Elephant walking in the Okavango River, Botswana
© Markus Pavlowsky/Getty Image
The world’s greatest oasis?. Okavango Delta
At a glance, this might look like some ordinary swamp, but the Okavango Delta in the African nation of Botswana is a veritable miracle of nature. Unlike most river deltas, the Okavango doesn’t drain into any sea or ocean, but rather empties into the open savannah. This elephant, and just about every African animal you can name, owes its existence to this annual wetland. ‘Annual,’ because the marshland of the delta swells threefold to its full size but once a year, between March and July, when the seasonal rains from the highlands of Angola flow downhill 750 miles until they flood the arid savanna of northwest Botswana. The wildlife drawn to this life-sustaining water includes lions, leopards, cheetahs, rhinos, giraffes, zebras, hippos, wildebeests, hyenas, crocodiles, impalas, and of course elephants, the planet’s largest land animals.
By far, most of the world’s elephants – more than 400,000 – live in Africa, and Botswana is the country with the largest population of African elephants. The majority are bush elephants, larger than their cousins, the African forest elephants who live in the Congo Basin. Bush elephants have concave backs and their tusks curve outward, while forest elephants have straight backs and tusks. Both are endangered by habitat loss and poaching. Their population is about a tenth of what it was at its peak in the last century.
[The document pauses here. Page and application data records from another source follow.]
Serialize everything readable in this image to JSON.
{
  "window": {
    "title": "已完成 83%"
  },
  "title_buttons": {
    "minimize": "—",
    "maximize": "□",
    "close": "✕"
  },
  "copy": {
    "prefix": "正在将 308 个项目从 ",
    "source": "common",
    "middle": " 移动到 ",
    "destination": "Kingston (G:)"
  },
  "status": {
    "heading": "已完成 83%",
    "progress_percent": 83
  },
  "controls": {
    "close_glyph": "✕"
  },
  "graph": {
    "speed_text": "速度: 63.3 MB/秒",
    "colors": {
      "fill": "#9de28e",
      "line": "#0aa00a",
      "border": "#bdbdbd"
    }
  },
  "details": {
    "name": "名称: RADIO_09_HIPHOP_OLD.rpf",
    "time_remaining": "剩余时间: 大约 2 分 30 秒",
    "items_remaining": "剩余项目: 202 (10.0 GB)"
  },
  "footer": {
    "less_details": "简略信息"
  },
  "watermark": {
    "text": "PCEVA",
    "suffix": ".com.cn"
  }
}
The protected Moremi Game Reserve makes up a large portion of the delta. The rest is protected by a mosaic of other preserves called Wildlife Management Areas. In 2014, the Okavanga Delta was placed on the UNESCO World Heritage List. The amount of water that fills the delta is estimated to be 2.6 cubic miles, four to five times the volume of water contained in Lake Okeechobee in Florida. Eventually much of this water will be consumed, absorbed, and evaporated, and the delta will once again more closely resemble the savanna around it. Until the next rains come.